Went into Madura with Colonel and Golly – I was due to stay with one Doakes, manager of the mill and drawing 6000/- a month. I arrive at his house, a palace set on the highest hill around Madura, and with a wonderful view, if it wasn’t an Indian one, and find no one there, he being still at his office. I have the sort of 7th guest bedroom, but it has all modern conveniences and a pair of good Persian carpets. I have tea, look longingly at the swimming pool, and then drink the breeze from the highest point for a considerable time.
Eventually Doakes arrives, but doesn’t expect me as I should be with some others in the mills, the Essex’s, who have arranged a party for me. I shift house and meet them at the Khatak dance we put on – then back to dinner at the Essex’s. They have a Swiss girl – Hildegard – up from Tuticorin for my partner. During dinner Mrs Essex gets pretty tight, she is an Australian with a cockney accent. And we go on to the club dance at about 10pm, everyone pretty tight, bar me and the Swiss miss, and calling me “Lootenant”. Return from dance at 3am having done pretty well keeping Swiss miss out of hands of proletariat – John and Reggie & co. We five are the only ones from the Regiment – and do pretty well in the Palais Glide, when Golly and John bend back so far they crash to the floor amidst loud applause.
Arrange to shoot with Doakes in the morning, but on waking up I can’t take it, and don’t go. Leave Essex at 2pm and home with Colonel and Golly in car. Out that night at 1am until about 9 – sleep 10.30am until about 4pm and out again at 1am, in bed midday until about 5pm. Then last night in bed. I didn’t mind mind going out at night in Razmak – there were bullets about, you knew that, and it made it more interesting. But climbing through cactus after ‘Popeyekanoor’ or ‘Sodapaniswami’ – I would rather stay in bed.

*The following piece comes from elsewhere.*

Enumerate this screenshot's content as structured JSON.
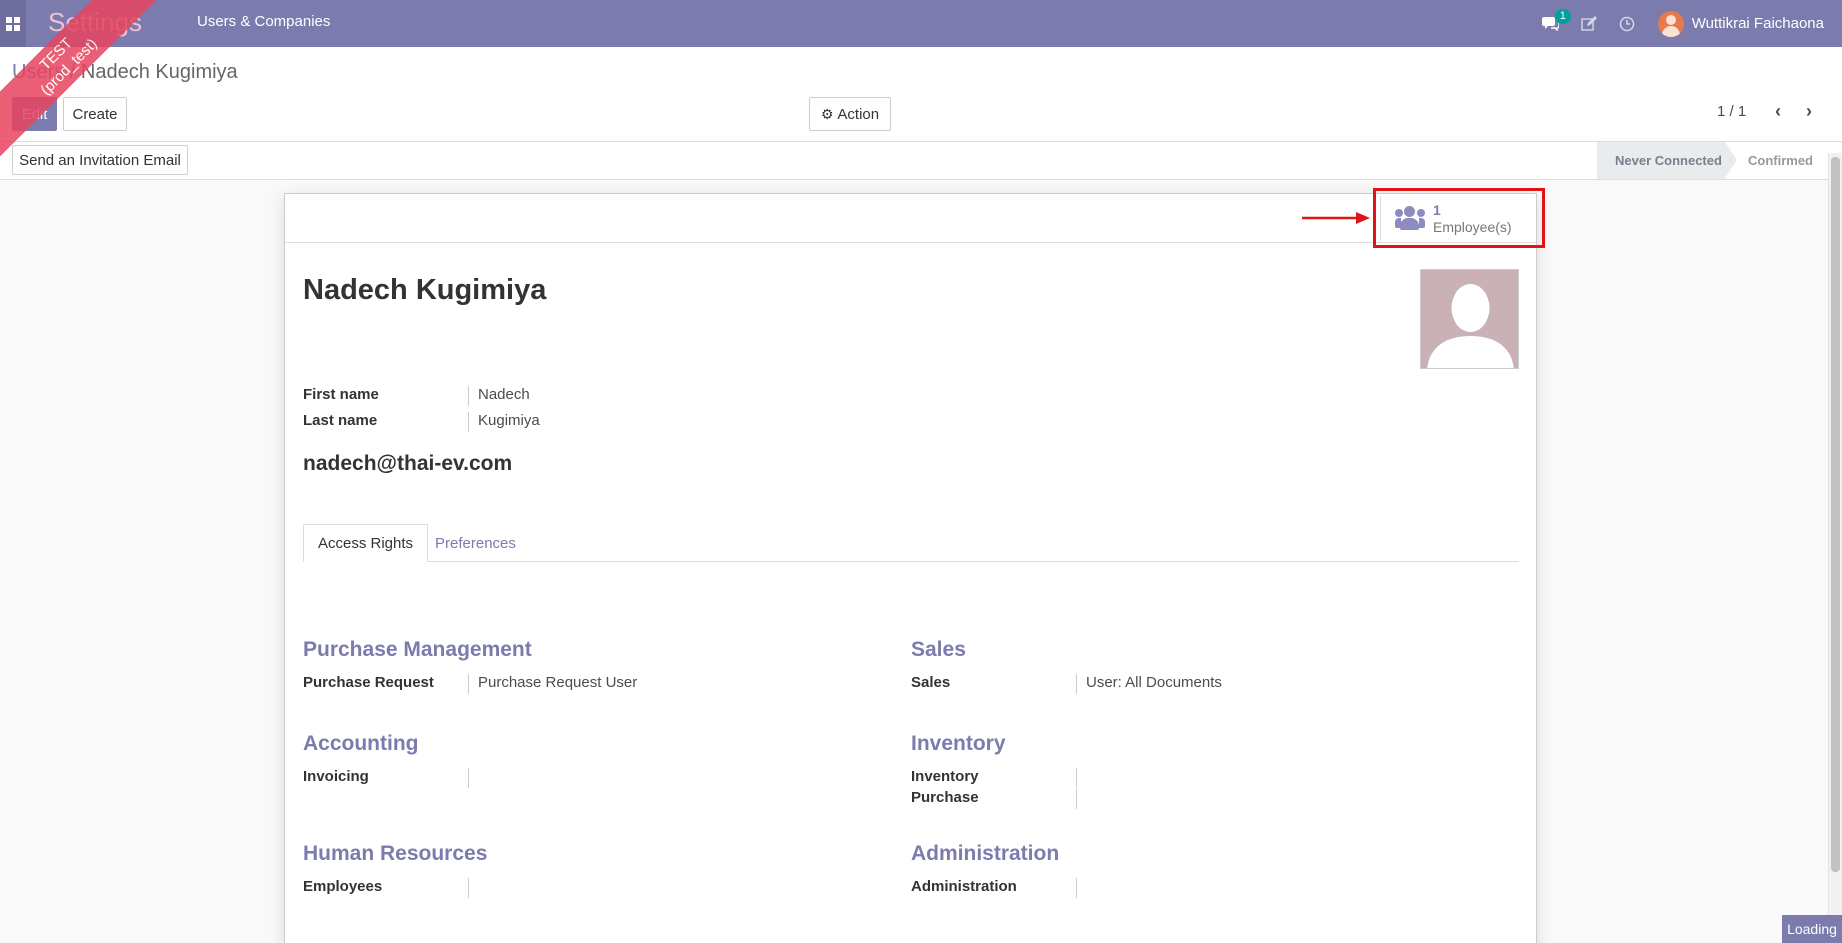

Last night Madura came here to a drinks party, but some shite in the S.P.M.R., and the Mills I suppose, brought out the Swiss miss and kept her all the time. A pretty good party and Mrs Essex in great form. They all reckon to come and laugh at us when we march into Madura, 30 miles, on 22nd. General Norton arrived today to watch Coy field firing scheme. He choses C Coy, and as Pearson is manager I have to do it. God knows what will happen – or I don’t – and a night scheme tonight to catch one “Champagne”. I shouldn’t feel much like marching after that, to Madura.